Owners Mathew and Jill Quested were our hosts. Matthew gave us a tour while correcting common assumptions. Related birds in the wild are used to being in flocks of tens of thousands. Free range hens do not have the strictly controlled diet of caged cousins, so egg sizes vary and are a nuisance to grade. Small eggs tend to be from younger hens and might be more nutritious. Ideally eggs should be eaten within 4-5 days of laying, but in the supermarket are probably 35 days old. Deep orange yolks are usually due to synthetically coloured feed. Even if organic feed is used there is no guarantee it is non-GMO. Free range meat chickens need to be reared indoors for the first 22 days. Surprisingly, they are then able to move outside for only about an additional 10 days before slaughter. How does this warrant the free range name badge and price?

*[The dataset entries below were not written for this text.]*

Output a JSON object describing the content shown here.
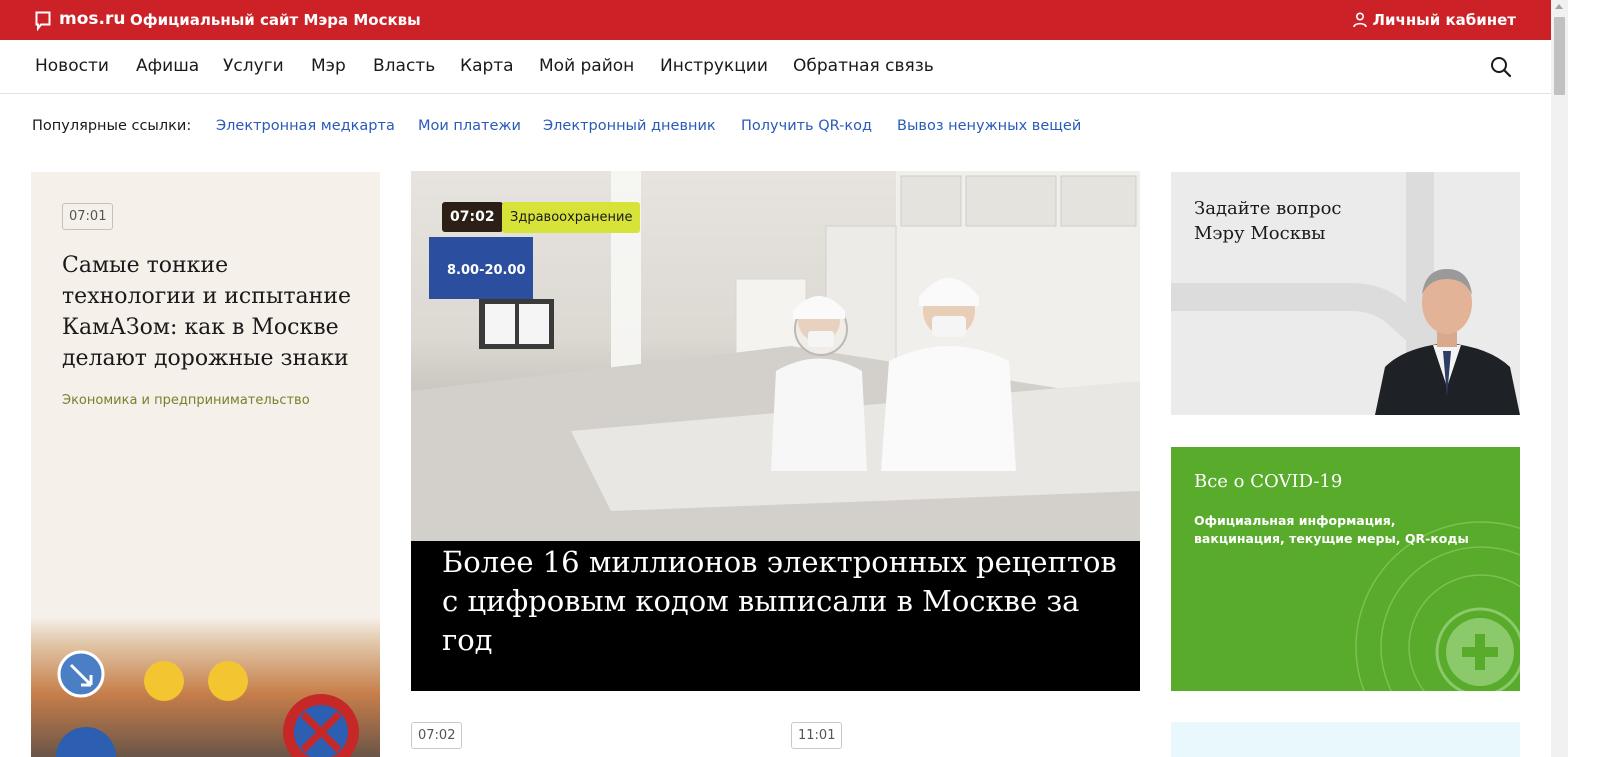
{
  "header": {
    "logo_text": "mos.ru",
    "site_title": "Официальный сайт Мэра Москвы",
    "cabinet_label": "Личный кабинет"
  },
  "nav": {
    "items": [
      "Новости",
      "Афиша",
      "Услуги",
      "Мэр",
      "Власть",
      "Карта",
      "Мой район",
      "Инструкции",
      "Обратная связь"
    ]
  },
  "popular": {
    "label": "Популярные ссылки:",
    "links": [
      "Электронная медкарта",
      "Мои платежи",
      "Электронный дневник",
      "Получить QR-код",
      "Вывоз ненужных вещей"
    ]
  },
  "left_card": {
    "time": "07:01",
    "title": "Самые тонкие технологии и испытание КамАЗом: как в Москве делают дорожные знаки",
    "category": "Экономика и предпринимательство"
  },
  "main_card": {
    "time": "07:02",
    "category": "Здравоохранение",
    "title": "Более 16 миллионов электронных рецептов с цифровым кодом выписали в Москве за год"
  },
  "mayor_card": {
    "title": "Задайте вопрос Мэру Москвы"
  },
  "covid_card": {
    "title": "Все о COVID-19",
    "description": "Официальная информация, вакцинация, текущие меры, QR-коды"
  },
  "bottom": {
    "time_1": "07:02",
    "time_2": "11:01"
  },
  "colors": {
    "brand_red": "#cc2127",
    "link_blue": "#2a5bb8",
    "covid_green": "#58ab2b",
    "category_badge": "#d7e339"
  }
}
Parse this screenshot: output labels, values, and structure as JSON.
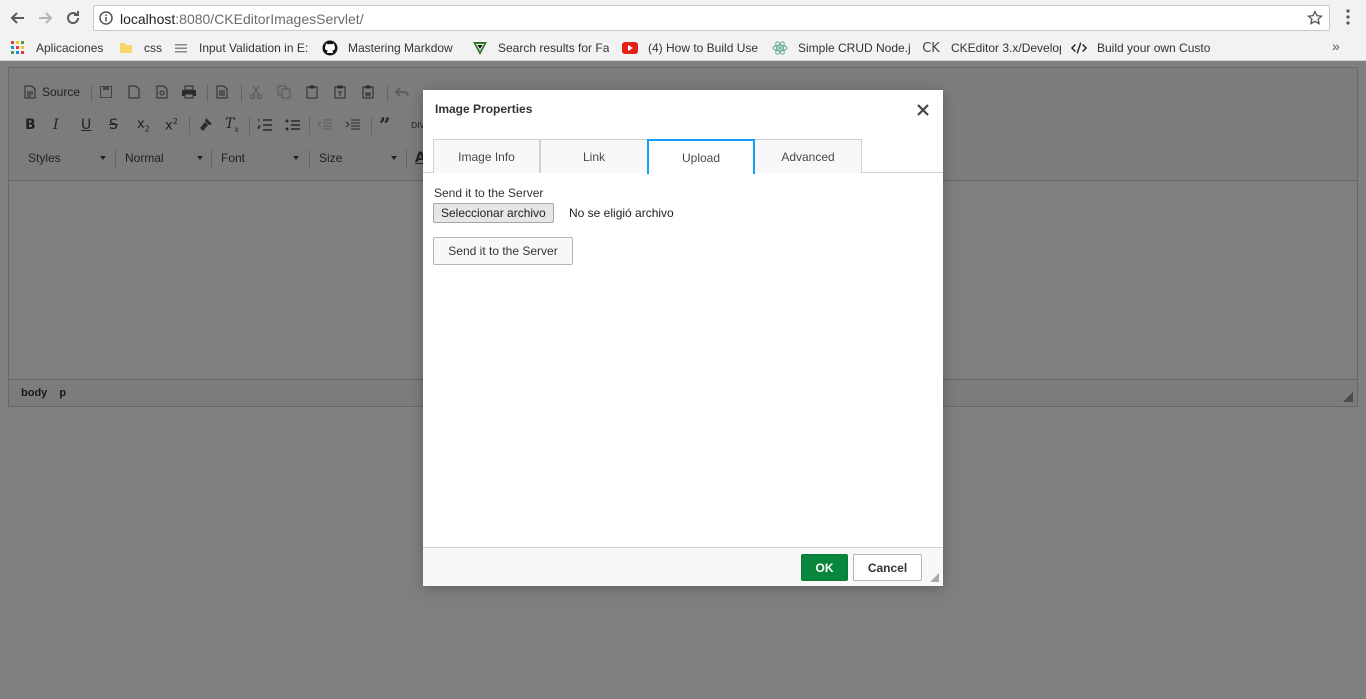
{
  "browser": {
    "url_host": "localhost",
    "url_path": ":8080/CKEditorImagesServlet/",
    "bookmarks": [
      {
        "label": "Aplicaciones",
        "icon": "apps-grid-icon"
      },
      {
        "label": "css",
        "icon": "folder-icon"
      },
      {
        "label": "Input Validation in E:",
        "icon": "page-lines-icon"
      },
      {
        "label": "Mastering Markdow",
        "icon": "github-icon"
      },
      {
        "label": "Search results for Fa",
        "icon": "v-logo-icon"
      },
      {
        "label": "(4) How to Build Use",
        "icon": "youtube-icon"
      },
      {
        "label": "Simple CRUD Node.j",
        "icon": "atom-icon"
      },
      {
        "label": "CKEditor 3.x/Develop",
        "icon": "ck-logo-icon"
      },
      {
        "label": "Build your own Custo",
        "icon": "code-icon"
      }
    ],
    "more_label": "»"
  },
  "editor": {
    "source_label": "Source",
    "styles_label": "Styles",
    "format_label": "Normal",
    "font_label": "Font",
    "size_label": "Size",
    "path": [
      "body",
      "p"
    ]
  },
  "dialog": {
    "title": "Image Properties",
    "tabs": [
      "Image Info",
      "Link",
      "Upload",
      "Advanced"
    ],
    "active_tab": "Upload",
    "field_label": "Send it to the Server",
    "file_button": "Seleccionar archivo",
    "file_status": "No se eligió archivo",
    "send_button": "Send it to the Server",
    "ok_button": "OK",
    "cancel_button": "Cancel"
  },
  "colors": {
    "ok_green": "#09863e",
    "active_tab_border": "#139ff7",
    "overlay": "rgba(0,0,0,0.5)"
  }
}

Philosophy Creates Practices
Big Paddock Farm sells its eggs under that name locally and in supermarkets under Otaika Valley Eggs. Sometimes I have bought a different brand of free range eggs. I was horrified to discover that this is but a sneaky sub-brand from an inhumane cage-egg producer. But hey, the carton had a nice photo of a family on the farm!

It is suspicious when a major cage egg producer also offers free range. There is often something missing when the motive is purely profit without the originating philosophy. The premise is the same with big bread companies that start making gluten-free versions. The loaf will be without gluten, but often contains numerous artificial additives, cane sugar, highly refined milk powder, fractionated soy, cheap oils and more. Such companies are not motivated by the holistic perspective and so don’t factor in its principles.

Meat Chickens
In New Zealand nearly all farmers breed Cobb or Ross chickens for eggs or meat. These have been selectively bred over many generations to put on weight very quickly. Matthew’s statement checked out on the poultry industry page of a government website. At only 34 to 42 days old, broilers (chickens reared for meat) reach the desired weight of about 2kg and are then slaughtered. Chickens would normally take six months to fully mature.

Four main standard producers of broilers dominate the market. The largest is Tegel, owned by a Hong Kong private equity firm; then Ingham’s, owned by Australian investors. Next is Brinks, 50 per cent owned by Van der Brink family and 50 per cent by the VDB investment group. Turks is a smaller family-owned producer in Taranaki.

There is no legislated definition for “organic” or “free range”, so independent certification is required. Only a handful of farms offer organic broilers. Organic standards require chickens to be reared for at least 52 days. Companies such as Bostock (available at supermarkets and butchers) wait for 8 to 10 weeks. Bostock also manages every aspect of rearing, growing their own organic feed, doing their own slaughtering and packaging to ensure complete oversight.

Back to the Farm
Eggs are an excellent source of easy to digest and highly utilisable protein. A great choice for babies, children, the ill and the elderly  – and just about everyone else. Wonderfully little on the farm is wasted. Older eggs are wanted by bakers for making the best meringue. Eggs found in the paddock are given to pigs. Old birds are used for stewing (prized for flavour by savvy Chinese customers) or later yet for pet food. Excrement from the roost is used as fertiliser by farmers who then need less chemicals.

Light triggers laying. If you could look inside a hen there would be about 35 eggs in different stages of development. As one reaches maturity a hard calcium shell is created. We were shown one which had been expelled without a calcium exterior. It could be squeezed like a bouncy ball.

After our tour came brunch: scrambled eggs with chives, two types of local smoked salmon with leafy greens, warm artisan bread and homemade cinnamon brioche. Jill produced all this with relaxed competence in the cosy farm staff kitchen while a proprietary hen walked in to visit.